Regulating the Internet is an obsolete plan
Over the top video providers already offer Canadian content here and around the world
A recent study from the Canadian Centre for Policy Alternatives called for the CRTC to end the Digital Media Exemption Order (DMEO) and begin regulating over the top (OTT) video providers such as YouTube and Netflix.
The author called for the companies to collect and remit HST and to contribute five per cent of their gross revenues to a Canadian production fund as traditional cable companies presently do.
While I agree that some of the concerns are valid, chiefly that Netflix is receiving a cost advantage over Canadian services because they do not charge HST, the solution that “the CRTC must remove the New Media Exemption Order for all OTT services” is where we part ways.
In 1999, the CRTC released decision 99-14 wherein they decided to: “not regulate new media activities on the Internet under the Broadcasting Act.” This is important because the CRTC had previously decided not to regulate the Internet itself. That exemption underwent modifications and changes as the landscape changed in 2007 and 2009 before updating them again in 2012.
Each time the regulator decided that there were not compelling reasons to regulate this space and often alluded to what would be real difficulties in attempting to do this at all.
The CRTC, that oft-derided regulator that has earned a reputation (albeit unfairly) as being overly controlling of the media landscape in Canada and not allowing Canadians choice in their media consumption, is now being criticized for allowing Canadians a choice in their media consumption.
Let’s assume for a moment that both the regulator and the government wanted to fully regulate video and audio content on the Internet, what would such a regulation look like?
Internet providers in Canada would be forced to install filtering hardware and software to prevent users from going to sites that were unauthorized.
Netflix, YouTube, Spotify, Google, Apple, Microsoft, Facebook, Twitter and any number of sites would become inaccessible until they submitted to the will of the regulator and began their remittances.
International Internet companies would ignore Canada and instead focus on easier markets leaving Canadians out in the cold once again. After 25 years of consolidation in the Canadian media industry there are far fewer media companies than there once were. All of this would be in the name of preserving Canadian content and ensuring Canadians are represented in the media that we consume.
But that’s happening already! Netflix has purchased series from production companies around the world including Canada.
Wikipedia has a list of more than 230 programs that have been produced or are being produced now in Vancouver with another 220 in Toronto. This winter “Star Trek” fans from around the world will watch the first new series in 11 years produced in Toronto.
What about new and emerging talent? YouTube has helped launch some of Canada’s biggest success stories from Stratford’s Justin Bieber to Burlington’s Walk off the Earth. See for yourself how many entertainers Canada has exported to the United States and around the world!
We even have entertainers that are completely unknown in Canada but have millions of fans in Brazil, South Korea and China.

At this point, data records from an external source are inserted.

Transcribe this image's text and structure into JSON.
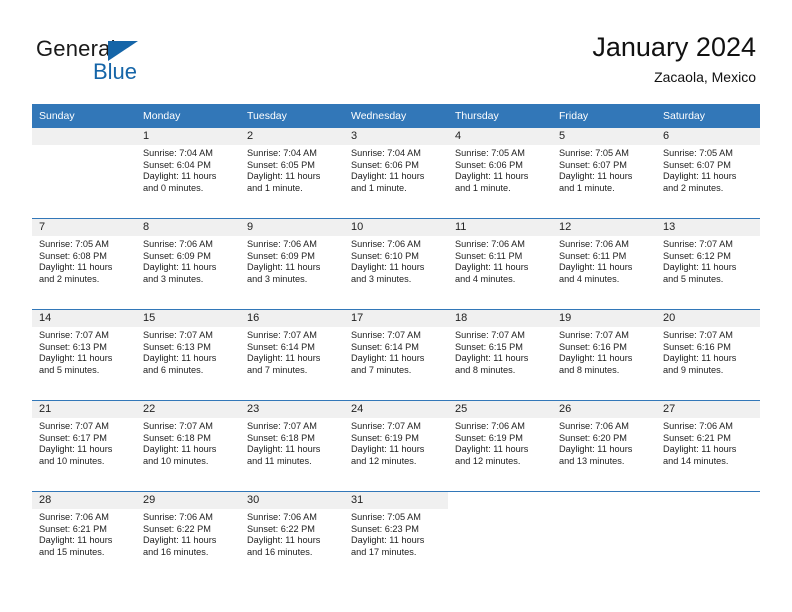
{
  "brand": {
    "word_one": "General",
    "word_two": "Blue",
    "flag_icon": "triangle-flag-icon",
    "accent_color": "#1565a8"
  },
  "header": {
    "title": "January 2024",
    "subtitle": "Zacaola, Mexico"
  },
  "calendar": {
    "header_background": "#3277b8",
    "daynum_background": "#f0f0f0",
    "weekday_headers": [
      "Sunday",
      "Monday",
      "Tuesday",
      "Wednesday",
      "Thursday",
      "Friday",
      "Saturday"
    ],
    "weeks": [
      [
        {
          "day": "",
          "empty": true
        },
        {
          "day": "1",
          "sunrise": "Sunrise: 7:04 AM",
          "sunset": "Sunset: 6:04 PM",
          "daylight_1": "Daylight: 11 hours",
          "daylight_2": "and 0 minutes."
        },
        {
          "day": "2",
          "sunrise": "Sunrise: 7:04 AM",
          "sunset": "Sunset: 6:05 PM",
          "daylight_1": "Daylight: 11 hours",
          "daylight_2": "and 1 minute."
        },
        {
          "day": "3",
          "sunrise": "Sunrise: 7:04 AM",
          "sunset": "Sunset: 6:06 PM",
          "daylight_1": "Daylight: 11 hours",
          "daylight_2": "and 1 minute."
        },
        {
          "day": "4",
          "sunrise": "Sunrise: 7:05 AM",
          "sunset": "Sunset: 6:06 PM",
          "daylight_1": "Daylight: 11 hours",
          "daylight_2": "and 1 minute."
        },
        {
          "day": "5",
          "sunrise": "Sunrise: 7:05 AM",
          "sunset": "Sunset: 6:07 PM",
          "daylight_1": "Daylight: 11 hours",
          "daylight_2": "and 1 minute."
        },
        {
          "day": "6",
          "sunrise": "Sunrise: 7:05 AM",
          "sunset": "Sunset: 6:07 PM",
          "daylight_1": "Daylight: 11 hours",
          "daylight_2": "and 2 minutes."
        }
      ],
      [
        {
          "day": "7",
          "sunrise": "Sunrise: 7:05 AM",
          "sunset": "Sunset: 6:08 PM",
          "daylight_1": "Daylight: 11 hours",
          "daylight_2": "and 2 minutes."
        },
        {
          "day": "8",
          "sunrise": "Sunrise: 7:06 AM",
          "sunset": "Sunset: 6:09 PM",
          "daylight_1": "Daylight: 11 hours",
          "daylight_2": "and 3 minutes."
        },
        {
          "day": "9",
          "sunrise": "Sunrise: 7:06 AM",
          "sunset": "Sunset: 6:09 PM",
          "daylight_1": "Daylight: 11 hours",
          "daylight_2": "and 3 minutes."
        },
        {
          "day": "10",
          "sunrise": "Sunrise: 7:06 AM",
          "sunset": "Sunset: 6:10 PM",
          "daylight_1": "Daylight: 11 hours",
          "daylight_2": "and 3 minutes."
        },
        {
          "day": "11",
          "sunrise": "Sunrise: 7:06 AM",
          "sunset": "Sunset: 6:11 PM",
          "daylight_1": "Daylight: 11 hours",
          "daylight_2": "and 4 minutes."
        },
        {
          "day": "12",
          "sunrise": "Sunrise: 7:06 AM",
          "sunset": "Sunset: 6:11 PM",
          "daylight_1": "Daylight: 11 hours",
          "daylight_2": "and 4 minutes."
        },
        {
          "day": "13",
          "sunrise": "Sunrise: 7:07 AM",
          "sunset": "Sunset: 6:12 PM",
          "daylight_1": "Daylight: 11 hours",
          "daylight_2": "and 5 minutes."
        }
      ],
      [
        {
          "day": "14",
          "sunrise": "Sunrise: 7:07 AM",
          "sunset": "Sunset: 6:13 PM",
          "daylight_1": "Daylight: 11 hours",
          "daylight_2": "and 5 minutes."
        },
        {
          "day": "15",
          "sunrise": "Sunrise: 7:07 AM",
          "sunset": "Sunset: 6:13 PM",
          "daylight_1": "Daylight: 11 hours",
          "daylight_2": "and 6 minutes."
        },
        {
          "day": "16",
          "sunrise": "Sunrise: 7:07 AM",
          "sunset": "Sunset: 6:14 PM",
          "daylight_1": "Daylight: 11 hours",
          "daylight_2": "and 7 minutes."
        },
        {
          "day": "17",
          "sunrise": "Sunrise: 7:07 AM",
          "sunset": "Sunset: 6:14 PM",
          "daylight_1": "Daylight: 11 hours",
          "daylight_2": "and 7 minutes."
        },
        {
          "day": "18",
          "sunrise": "Sunrise: 7:07 AM",
          "sunset": "Sunset: 6:15 PM",
          "daylight_1": "Daylight: 11 hours",
          "daylight_2": "and 8 minutes."
        },
        {
          "day": "19",
          "sunrise": "Sunrise: 7:07 AM",
          "sunset": "Sunset: 6:16 PM",
          "daylight_1": "Daylight: 11 hours",
          "daylight_2": "and 8 minutes."
        },
        {
          "day": "20",
          "sunrise": "Sunrise: 7:07 AM",
          "sunset": "Sunset: 6:16 PM",
          "daylight_1": "Daylight: 11 hours",
          "daylight_2": "and 9 minutes."
        }
      ],
      [
        {
          "day": "21",
          "sunrise": "Sunrise: 7:07 AM",
          "sunset": "Sunset: 6:17 PM",
          "daylight_1": "Daylight: 11 hours",
          "daylight_2": "and 10 minutes."
        },
        {
          "day": "22",
          "sunrise": "Sunrise: 7:07 AM",
          "sunset": "Sunset: 6:18 PM",
          "daylight_1": "Daylight: 11 hours",
          "daylight_2": "and 10 minutes."
        },
        {
          "day": "23",
          "sunrise": "Sunrise: 7:07 AM",
          "sunset": "Sunset: 6:18 PM",
          "daylight_1": "Daylight: 11 hours",
          "daylight_2": "and 11 minutes."
        },
        {
          "day": "24",
          "sunrise": "Sunrise: 7:07 AM",
          "sunset": "Sunset: 6:19 PM",
          "daylight_1": "Daylight: 11 hours",
          "daylight_2": "and 12 minutes."
        },
        {
          "day": "25",
          "sunrise": "Sunrise: 7:06 AM",
          "sunset": "Sunset: 6:19 PM",
          "daylight_1": "Daylight: 11 hours",
          "daylight_2": "and 12 minutes."
        },
        {
          "day": "26",
          "sunrise": "Sunrise: 7:06 AM",
          "sunset": "Sunset: 6:20 PM",
          "daylight_1": "Daylight: 11 hours",
          "daylight_2": "and 13 minutes."
        },
        {
          "day": "27",
          "sunrise": "Sunrise: 7:06 AM",
          "sunset": "Sunset: 6:21 PM",
          "daylight_1": "Daylight: 11 hours",
          "daylight_2": "and 14 minutes."
        }
      ],
      [
        {
          "day": "28",
          "sunrise": "Sunrise: 7:06 AM",
          "sunset": "Sunset: 6:21 PM",
          "daylight_1": "Daylight: 11 hours",
          "daylight_2": "and 15 minutes."
        },
        {
          "day": "29",
          "sunrise": "Sunrise: 7:06 AM",
          "sunset": "Sunset: 6:22 PM",
          "daylight_1": "Daylight: 11 hours",
          "daylight_2": "and 16 minutes."
        },
        {
          "day": "30",
          "sunrise": "Sunrise: 7:06 AM",
          "sunset": "Sunset: 6:22 PM",
          "daylight_1": "Daylight: 11 hours",
          "daylight_2": "and 16 minutes."
        },
        {
          "day": "31",
          "sunrise": "Sunrise: 7:05 AM",
          "sunset": "Sunset: 6:23 PM",
          "daylight_1": "Daylight: 11 hours",
          "daylight_2": "and 17 minutes."
        },
        {
          "day": "",
          "empty": true,
          "blank": true
        },
        {
          "day": "",
          "empty": true,
          "blank": true
        },
        {
          "day": "",
          "empty": true,
          "blank": true
        }
      ]
    ]
  }
}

YouTube and other sites give these performers a direct, unfiltered way of connecting with fans around the world.
The report is also heavily concerned at the drop in contributions to Canada’s media production funds that come from our cable and satellite providers. As Canadians drop their cable subscriptions and shift to OTT services these companies may have less money to contribute to these funds that fuel the creation of some Canadian content.
Twenty years ago without access to those funds a performer would have great difficulty producing something in Canada and getting it to market. Today I could produce a program with a couple of cellphones and a tripod and it can be available to millions of people around the world in seconds.

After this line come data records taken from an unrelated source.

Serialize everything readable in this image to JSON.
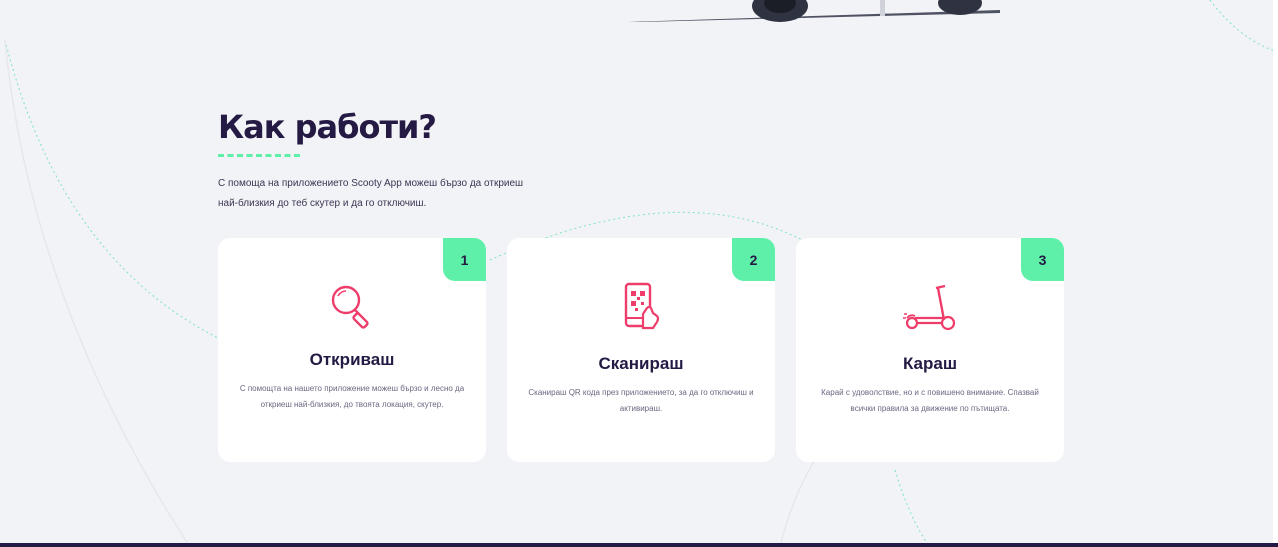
{
  "section": {
    "title": "Как работи?",
    "intro": "С помоща на приложението Scooty App можеш бързо да откриеш най-близкия до теб скутер и да го отключиш."
  },
  "steps": [
    {
      "number": "1",
      "icon": "magnifier-icon",
      "title": "Откриваш",
      "text": "С помощта на нашето приложение можеш бързо и лесно да откриеш най-близкия, до твоята локация, скутер."
    },
    {
      "number": "2",
      "icon": "phone-qr-icon",
      "title": "Сканираш",
      "text": "Сканираш QR кода през приложението, за да го отключиш и активираш."
    },
    {
      "number": "3",
      "icon": "scooter-icon",
      "title": "Караш",
      "text": "Карай с удоволствие, но и с повишено внимание. Спазвай всички правила за движение по пътищата."
    }
  ],
  "colors": {
    "accent_green": "#5ef0a9",
    "icon_pink": "#ee3d6b",
    "title_navy": "#241a44",
    "background": "#f2f3f6"
  }
}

The world of 2016 is very different from the world of 1996. Ending the DMEO and attempting to fully regulate the Internet would be an attempt to roll the clock back 20 years.

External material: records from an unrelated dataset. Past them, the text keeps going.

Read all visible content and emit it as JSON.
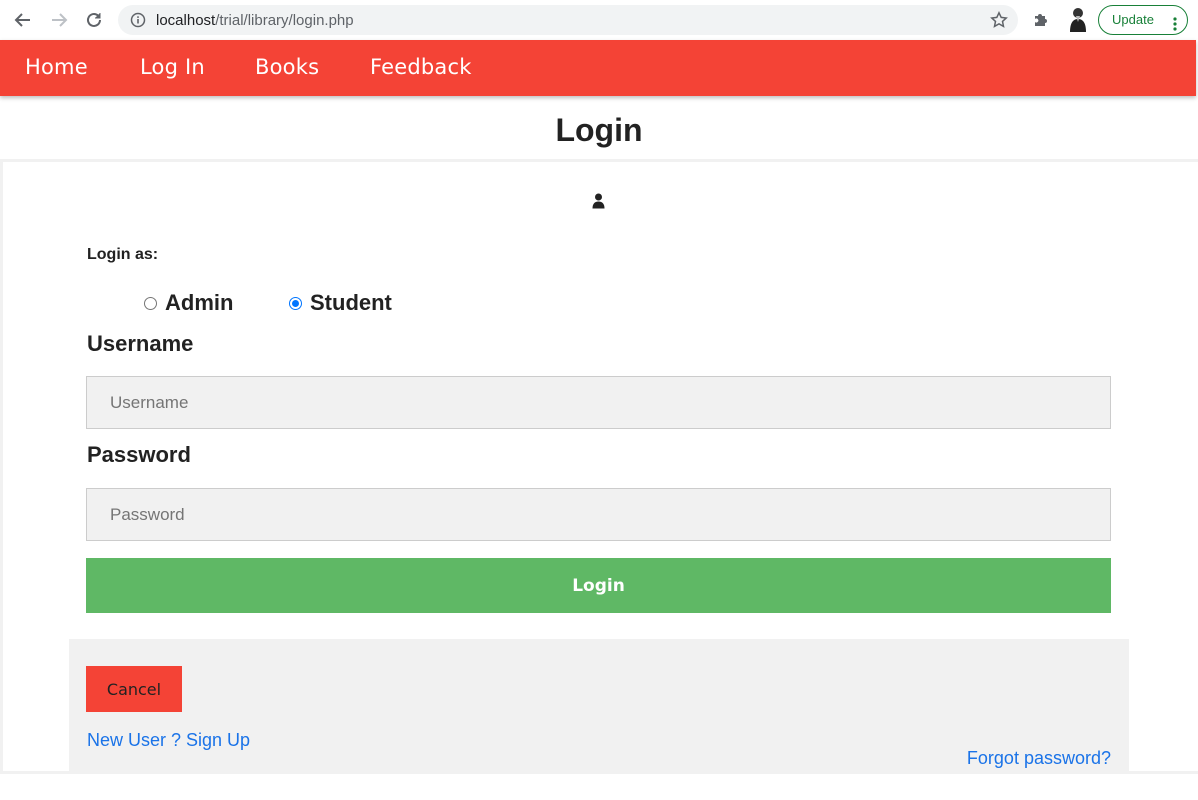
{
  "browser": {
    "url_host": "localhost",
    "url_path": "/trial/library/login.php",
    "update_label": "Update"
  },
  "navbar": {
    "items": [
      "Home",
      "Log In",
      "Books",
      "Feedback"
    ]
  },
  "page": {
    "title": "Login"
  },
  "form": {
    "login_as_label": "Login as:",
    "roles": [
      {
        "label": "Admin",
        "checked": false
      },
      {
        "label": "Student",
        "checked": true
      }
    ],
    "username_label": "Username",
    "username_placeholder": "Username",
    "username_value": "",
    "password_label": "Password",
    "password_placeholder": "Password",
    "password_value": "",
    "login_button": "Login"
  },
  "footer": {
    "cancel_button": "Cancel",
    "signup_link": "New User ? Sign Up",
    "forgot_link": "Forgot password?"
  },
  "colors": {
    "nav_bg": "#f44336",
    "login_btn": "#5fb865",
    "cancel_btn": "#f44336",
    "link": "#1a73e8"
  }
}
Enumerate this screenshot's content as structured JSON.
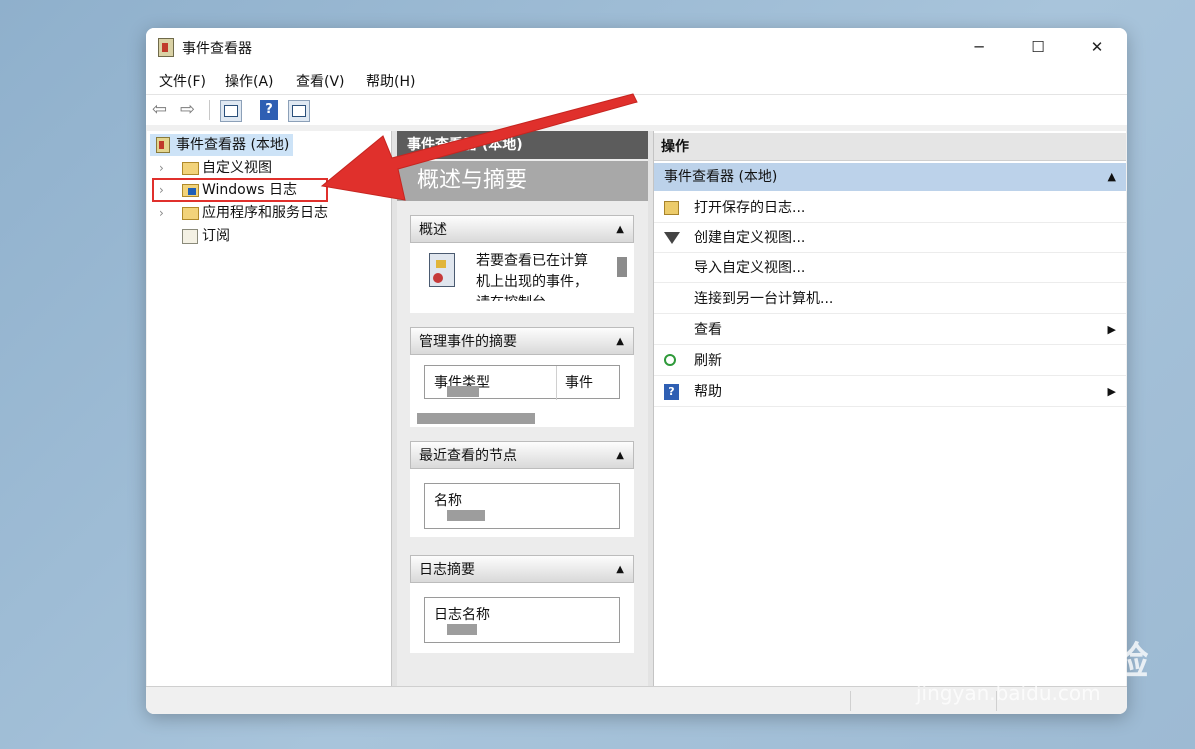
{
  "window": {
    "title": "事件查看器",
    "minimize": "─",
    "maximize": "☐",
    "close": "✕"
  },
  "menu": [
    "文件(F)",
    "操作(A)",
    "查看(V)",
    "帮助(H)"
  ],
  "toolbar": {
    "back": "⇦",
    "forward": "⇨",
    "help": "?"
  },
  "tree": {
    "root": "事件查看器 (本地)",
    "items": [
      {
        "label": "自定义视图",
        "expand": "›"
      },
      {
        "label": "Windows 日志",
        "expand": "›"
      },
      {
        "label": "应用程序和服务日志",
        "expand": "›"
      },
      {
        "label": "订阅",
        "expand": ""
      }
    ]
  },
  "middle": {
    "header": "事件查看器 (本地)",
    "subheader": "概述与摘要",
    "overview": {
      "title": "概述",
      "text": "若要查看已在计算机上出现的事件，请在控制台"
    },
    "summary": {
      "title": "管理事件的摘要",
      "col1": "事件类型",
      "col2": "事件"
    },
    "recent": {
      "title": "最近查看的节点",
      "col1": "名称"
    },
    "logs": {
      "title": "日志摘要",
      "col1": "日志名称"
    },
    "collapse_arrow": "▲"
  },
  "actions": {
    "header": "操作",
    "group": "事件查看器 (本地)",
    "group_arrow": "▲",
    "items": [
      {
        "label": "打开保存的日志...",
        "submenu": ""
      },
      {
        "label": "创建自定义视图...",
        "submenu": ""
      },
      {
        "label": "导入自定义视图...",
        "submenu": ""
      },
      {
        "label": "连接到另一台计算机...",
        "submenu": ""
      },
      {
        "label": "查看",
        "submenu": "▶"
      },
      {
        "label": "刷新",
        "submenu": ""
      },
      {
        "label": "帮助",
        "submenu": "▶"
      }
    ]
  },
  "annotation": {
    "color": "#e0302c"
  },
  "watermark": {
    "logo": "Bai du 经验",
    "url": "jingyan.baidu.com"
  }
}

It’s not practical, it’s not a good idea, and it’s probably not even possible.